Bluebells transform Belton in springtime. The Pleasure Grounds flower carpets of bluebells between mid-April and late May. The splash of colour makes the grounds a perfect place to enjoy a relaxing springtime walk with family and friends.
Half of the world's population of bluebells are found here in the UK. Also known as wild hyacinths, Britain is home to two varieties. An identifying characteristic of the native ‘British’ Bluebell is the flowers cream coloured pollen, while the non-native flower exhibits blue pollen. Belton is lucky enough to be home to the native flower and can be found in all three shades, blue, white and the rare shade of pink.
Belton’s spring gardens
The carpet of intense blue under the opening tree canopy isn’t the grounds only horticultural splendour. The Pleasure Grounds see a procession of bulbs in spring starting with drifts of snowdrops and aconites, followed by daffodils, primroses, and cowslips interlaced with native wildflowers. Please help to care for our wildflower display by keeping to the paths in the Pleasure Grounds during your visit.

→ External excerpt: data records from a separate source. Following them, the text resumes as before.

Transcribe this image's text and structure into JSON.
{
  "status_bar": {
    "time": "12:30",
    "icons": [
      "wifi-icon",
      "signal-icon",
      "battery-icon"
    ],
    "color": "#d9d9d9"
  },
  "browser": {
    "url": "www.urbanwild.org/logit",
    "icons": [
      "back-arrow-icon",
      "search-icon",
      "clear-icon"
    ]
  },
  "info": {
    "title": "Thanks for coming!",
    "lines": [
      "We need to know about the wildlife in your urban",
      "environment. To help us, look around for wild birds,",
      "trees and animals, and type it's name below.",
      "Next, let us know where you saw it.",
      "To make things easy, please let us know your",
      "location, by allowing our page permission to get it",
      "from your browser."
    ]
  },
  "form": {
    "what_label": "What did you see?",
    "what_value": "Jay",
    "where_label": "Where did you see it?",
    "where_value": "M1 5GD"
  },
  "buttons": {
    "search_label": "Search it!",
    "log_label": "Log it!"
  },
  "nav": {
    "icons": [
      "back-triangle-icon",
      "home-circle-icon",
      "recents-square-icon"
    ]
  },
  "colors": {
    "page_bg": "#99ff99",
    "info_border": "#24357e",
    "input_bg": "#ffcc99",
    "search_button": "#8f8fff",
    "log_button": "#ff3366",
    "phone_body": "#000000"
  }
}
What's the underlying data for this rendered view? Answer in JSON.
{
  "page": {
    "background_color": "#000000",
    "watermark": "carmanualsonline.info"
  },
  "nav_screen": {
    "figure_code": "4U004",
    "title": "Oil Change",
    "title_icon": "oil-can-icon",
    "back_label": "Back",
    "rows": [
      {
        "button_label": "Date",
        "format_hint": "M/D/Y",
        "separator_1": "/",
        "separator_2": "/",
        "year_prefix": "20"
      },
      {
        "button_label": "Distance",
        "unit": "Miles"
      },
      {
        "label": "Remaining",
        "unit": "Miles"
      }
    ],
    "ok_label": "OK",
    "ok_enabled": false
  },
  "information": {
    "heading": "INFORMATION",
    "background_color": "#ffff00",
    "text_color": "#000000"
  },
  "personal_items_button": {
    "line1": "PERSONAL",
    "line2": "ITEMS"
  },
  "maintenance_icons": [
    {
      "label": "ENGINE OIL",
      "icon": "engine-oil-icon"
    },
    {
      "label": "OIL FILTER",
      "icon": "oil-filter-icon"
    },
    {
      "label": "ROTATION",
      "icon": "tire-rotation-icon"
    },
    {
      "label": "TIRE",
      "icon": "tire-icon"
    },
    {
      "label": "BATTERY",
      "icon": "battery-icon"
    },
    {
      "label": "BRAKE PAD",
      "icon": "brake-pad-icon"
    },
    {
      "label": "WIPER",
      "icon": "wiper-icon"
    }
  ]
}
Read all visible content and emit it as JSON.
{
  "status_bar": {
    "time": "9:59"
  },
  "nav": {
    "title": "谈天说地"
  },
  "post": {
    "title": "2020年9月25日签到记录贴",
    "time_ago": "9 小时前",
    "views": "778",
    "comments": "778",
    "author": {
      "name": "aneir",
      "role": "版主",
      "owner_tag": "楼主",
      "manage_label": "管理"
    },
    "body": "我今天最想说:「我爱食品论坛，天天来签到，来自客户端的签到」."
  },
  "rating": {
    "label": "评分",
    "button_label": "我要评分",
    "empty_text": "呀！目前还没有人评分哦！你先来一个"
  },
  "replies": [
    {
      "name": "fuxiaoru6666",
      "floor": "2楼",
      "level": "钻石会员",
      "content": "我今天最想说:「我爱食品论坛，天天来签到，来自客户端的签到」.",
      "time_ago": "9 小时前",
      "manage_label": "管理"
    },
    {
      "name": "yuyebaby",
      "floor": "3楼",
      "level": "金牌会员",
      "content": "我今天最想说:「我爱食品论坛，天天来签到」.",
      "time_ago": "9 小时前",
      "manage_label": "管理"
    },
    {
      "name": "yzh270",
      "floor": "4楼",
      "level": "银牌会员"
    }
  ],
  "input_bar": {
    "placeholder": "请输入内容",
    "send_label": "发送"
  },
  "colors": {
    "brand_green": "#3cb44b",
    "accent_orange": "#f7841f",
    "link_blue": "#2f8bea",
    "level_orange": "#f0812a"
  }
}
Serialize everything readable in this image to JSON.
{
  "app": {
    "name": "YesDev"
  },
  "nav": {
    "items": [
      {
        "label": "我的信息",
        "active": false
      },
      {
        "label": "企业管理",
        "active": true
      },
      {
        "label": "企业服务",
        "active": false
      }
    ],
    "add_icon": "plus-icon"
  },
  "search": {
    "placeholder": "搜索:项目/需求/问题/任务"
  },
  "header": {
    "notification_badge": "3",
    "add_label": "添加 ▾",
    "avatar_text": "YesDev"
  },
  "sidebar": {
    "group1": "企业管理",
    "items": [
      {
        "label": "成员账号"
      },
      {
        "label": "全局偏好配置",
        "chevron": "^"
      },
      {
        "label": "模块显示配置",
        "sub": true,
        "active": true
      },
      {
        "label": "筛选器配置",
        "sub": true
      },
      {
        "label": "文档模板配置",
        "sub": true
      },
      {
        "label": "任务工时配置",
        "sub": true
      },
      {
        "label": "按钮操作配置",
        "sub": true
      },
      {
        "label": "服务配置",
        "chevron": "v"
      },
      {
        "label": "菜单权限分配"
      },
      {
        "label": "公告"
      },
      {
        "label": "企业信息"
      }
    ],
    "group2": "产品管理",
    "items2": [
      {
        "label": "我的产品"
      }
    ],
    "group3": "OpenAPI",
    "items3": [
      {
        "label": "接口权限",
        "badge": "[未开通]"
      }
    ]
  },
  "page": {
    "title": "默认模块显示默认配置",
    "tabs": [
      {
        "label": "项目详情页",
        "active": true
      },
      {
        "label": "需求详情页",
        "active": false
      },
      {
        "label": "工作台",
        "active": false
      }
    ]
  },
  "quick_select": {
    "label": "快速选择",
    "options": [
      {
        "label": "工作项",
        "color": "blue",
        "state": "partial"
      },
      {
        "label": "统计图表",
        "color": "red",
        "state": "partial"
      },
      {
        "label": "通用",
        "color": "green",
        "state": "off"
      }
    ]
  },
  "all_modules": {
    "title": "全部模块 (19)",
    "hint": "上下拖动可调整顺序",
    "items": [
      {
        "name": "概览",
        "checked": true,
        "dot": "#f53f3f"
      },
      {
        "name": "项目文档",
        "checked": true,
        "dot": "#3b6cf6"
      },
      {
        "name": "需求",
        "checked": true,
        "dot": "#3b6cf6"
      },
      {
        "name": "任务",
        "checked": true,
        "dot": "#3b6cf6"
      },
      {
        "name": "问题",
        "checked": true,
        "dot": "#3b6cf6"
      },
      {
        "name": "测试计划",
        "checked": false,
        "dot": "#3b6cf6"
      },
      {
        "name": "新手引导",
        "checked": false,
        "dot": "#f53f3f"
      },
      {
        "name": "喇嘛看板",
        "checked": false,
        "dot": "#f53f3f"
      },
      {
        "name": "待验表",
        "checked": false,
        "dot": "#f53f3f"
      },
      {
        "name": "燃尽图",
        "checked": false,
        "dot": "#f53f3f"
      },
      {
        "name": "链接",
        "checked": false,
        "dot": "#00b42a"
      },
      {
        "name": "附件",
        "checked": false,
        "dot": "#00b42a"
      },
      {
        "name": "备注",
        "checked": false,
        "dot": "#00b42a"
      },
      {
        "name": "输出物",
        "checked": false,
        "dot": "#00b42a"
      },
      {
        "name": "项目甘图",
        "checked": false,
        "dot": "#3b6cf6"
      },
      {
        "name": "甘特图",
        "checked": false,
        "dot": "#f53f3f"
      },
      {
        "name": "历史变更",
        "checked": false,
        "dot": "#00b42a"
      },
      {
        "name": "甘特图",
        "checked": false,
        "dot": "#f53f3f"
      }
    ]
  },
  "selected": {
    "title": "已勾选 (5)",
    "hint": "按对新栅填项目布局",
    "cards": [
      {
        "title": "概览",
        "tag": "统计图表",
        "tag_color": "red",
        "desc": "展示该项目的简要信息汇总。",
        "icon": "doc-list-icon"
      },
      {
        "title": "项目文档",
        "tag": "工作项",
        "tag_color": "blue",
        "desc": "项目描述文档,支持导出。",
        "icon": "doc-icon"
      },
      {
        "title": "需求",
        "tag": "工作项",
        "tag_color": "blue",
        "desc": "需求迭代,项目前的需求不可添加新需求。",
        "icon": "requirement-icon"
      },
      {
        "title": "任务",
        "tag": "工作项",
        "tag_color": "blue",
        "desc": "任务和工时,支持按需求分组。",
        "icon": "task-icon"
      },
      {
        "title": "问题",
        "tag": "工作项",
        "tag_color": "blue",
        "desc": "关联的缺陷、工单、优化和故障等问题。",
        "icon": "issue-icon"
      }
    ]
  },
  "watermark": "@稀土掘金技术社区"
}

Bees, butterflies and other insects feed on the nectar of bluebells as their flowers provide an essential early source of nectar. Bumblebees, not to be confused with Belton’s Honeybees, feed on the nectar of the bluebells in the Pleasure Grounds. The bees bite a hole in the bottom of the bell to reach the nectar without pollinating the flower.